Problem description
Begin at the line containing "Give me the" and retype each line through the end of the records exactly. Include nothing else and no pictures.

The input
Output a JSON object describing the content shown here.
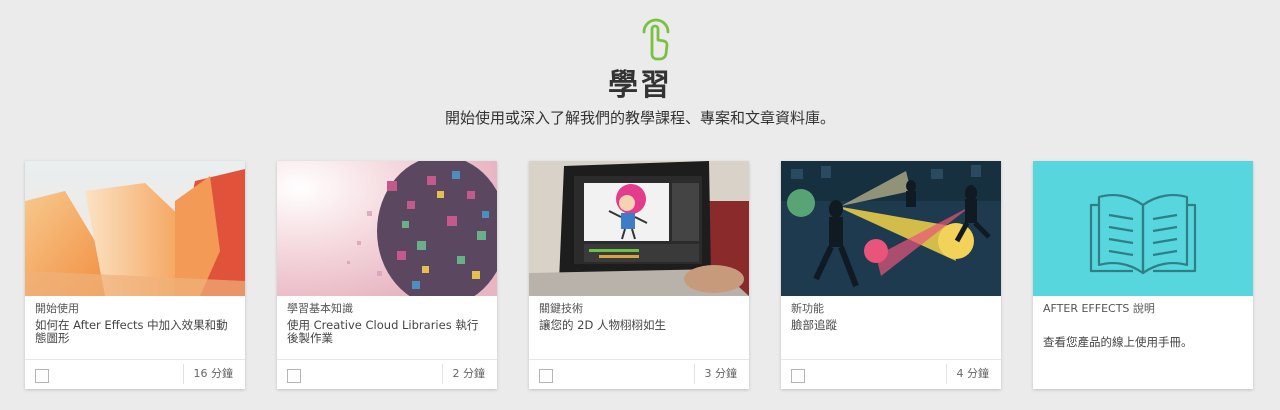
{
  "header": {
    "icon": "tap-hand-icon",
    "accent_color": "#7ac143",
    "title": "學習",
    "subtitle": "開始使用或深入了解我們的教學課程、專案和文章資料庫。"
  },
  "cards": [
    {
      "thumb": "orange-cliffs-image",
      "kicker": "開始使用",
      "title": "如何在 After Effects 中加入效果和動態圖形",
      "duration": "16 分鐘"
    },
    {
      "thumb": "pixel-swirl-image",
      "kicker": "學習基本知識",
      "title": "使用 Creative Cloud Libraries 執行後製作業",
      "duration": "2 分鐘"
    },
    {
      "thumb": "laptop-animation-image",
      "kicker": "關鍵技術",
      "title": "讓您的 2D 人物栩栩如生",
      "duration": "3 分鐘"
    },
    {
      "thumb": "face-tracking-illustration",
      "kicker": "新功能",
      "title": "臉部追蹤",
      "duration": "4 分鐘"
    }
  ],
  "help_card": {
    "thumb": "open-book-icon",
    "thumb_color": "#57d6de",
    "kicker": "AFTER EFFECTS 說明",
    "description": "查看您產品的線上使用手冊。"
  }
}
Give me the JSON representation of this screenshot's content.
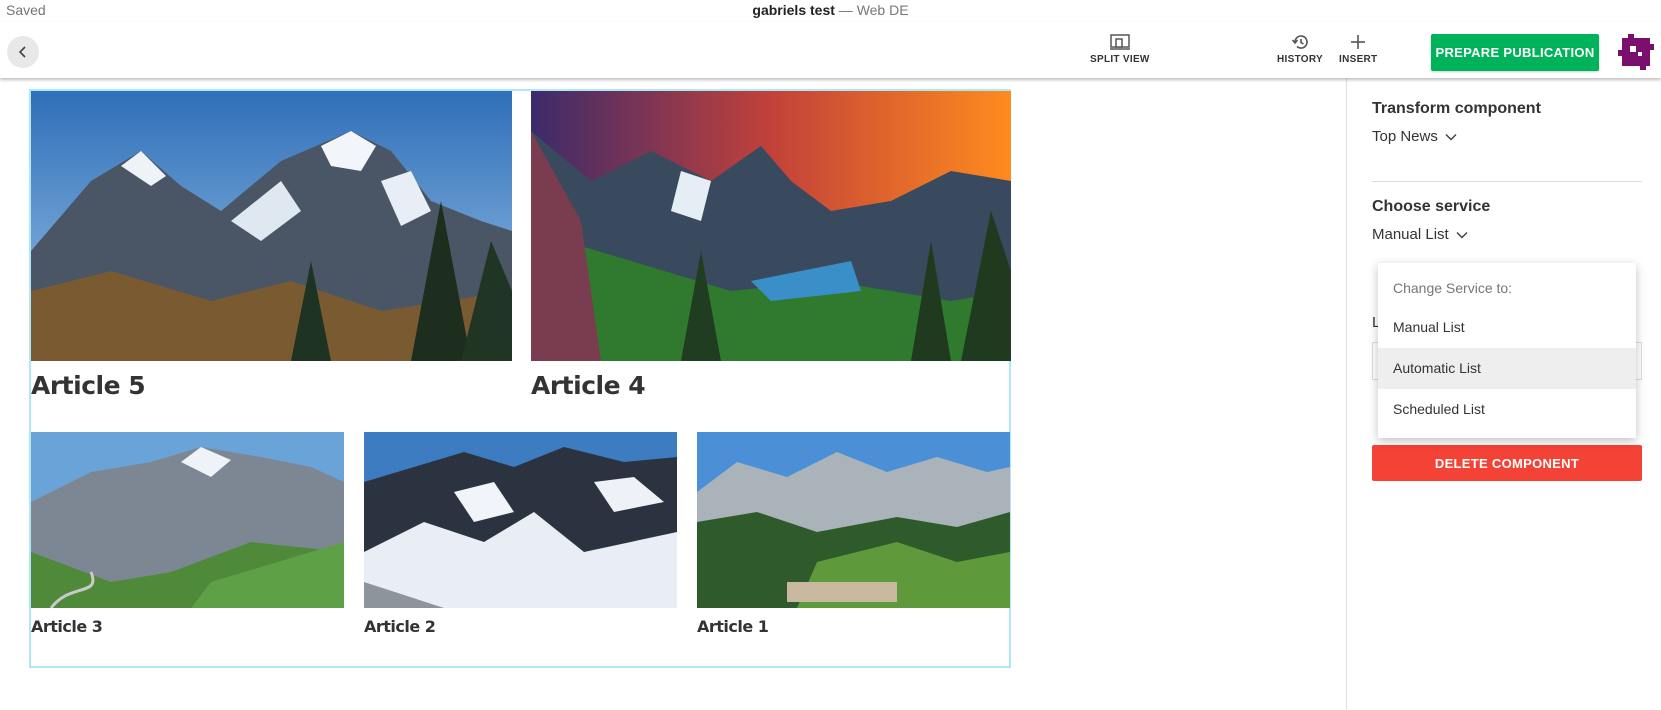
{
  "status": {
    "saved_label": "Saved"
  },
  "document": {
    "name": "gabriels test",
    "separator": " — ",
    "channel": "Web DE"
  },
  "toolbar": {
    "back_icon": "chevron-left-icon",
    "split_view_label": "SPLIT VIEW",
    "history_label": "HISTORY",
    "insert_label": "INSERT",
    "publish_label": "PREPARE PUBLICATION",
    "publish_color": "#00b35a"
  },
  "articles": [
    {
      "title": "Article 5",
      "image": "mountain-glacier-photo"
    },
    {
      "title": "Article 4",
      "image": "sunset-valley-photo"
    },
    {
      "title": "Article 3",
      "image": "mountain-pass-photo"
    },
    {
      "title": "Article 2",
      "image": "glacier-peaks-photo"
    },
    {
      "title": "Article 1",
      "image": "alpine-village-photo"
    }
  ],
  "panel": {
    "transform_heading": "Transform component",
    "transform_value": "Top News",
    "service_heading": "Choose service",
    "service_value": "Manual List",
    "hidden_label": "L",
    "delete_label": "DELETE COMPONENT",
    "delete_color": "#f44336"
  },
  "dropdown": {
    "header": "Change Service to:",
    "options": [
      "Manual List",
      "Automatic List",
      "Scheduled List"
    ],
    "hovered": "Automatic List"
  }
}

Answer to this task
Give me the JSON representation of this screenshot's content.
{
  "status": {
    "saved_label": "Saved"
  },
  "document": {
    "name": "gabriels test",
    "separator": " — ",
    "channel": "Web DE"
  },
  "toolbar": {
    "back_icon": "chevron-left-icon",
    "split_view_label": "SPLIT VIEW",
    "history_label": "HISTORY",
    "insert_label": "INSERT",
    "publish_label": "PREPARE PUBLICATION",
    "publish_color": "#00b35a"
  },
  "articles": [
    {
      "title": "Article 5",
      "image": "mountain-glacier-photo"
    },
    {
      "title": "Article 4",
      "image": "sunset-valley-photo"
    },
    {
      "title": "Article 3",
      "image": "mountain-pass-photo"
    },
    {
      "title": "Article 2",
      "image": "glacier-peaks-photo"
    },
    {
      "title": "Article 1",
      "image": "alpine-village-photo"
    }
  ],
  "panel": {
    "transform_heading": "Transform component",
    "transform_value": "Top News",
    "service_heading": "Choose service",
    "service_value": "Manual List",
    "hidden_label": "L",
    "delete_label": "DELETE COMPONENT",
    "delete_color": "#f44336"
  },
  "dropdown": {
    "header": "Change Service to:",
    "options": [
      "Manual List",
      "Automatic List",
      "Scheduled List"
    ],
    "hovered": "Automatic List"
  }
}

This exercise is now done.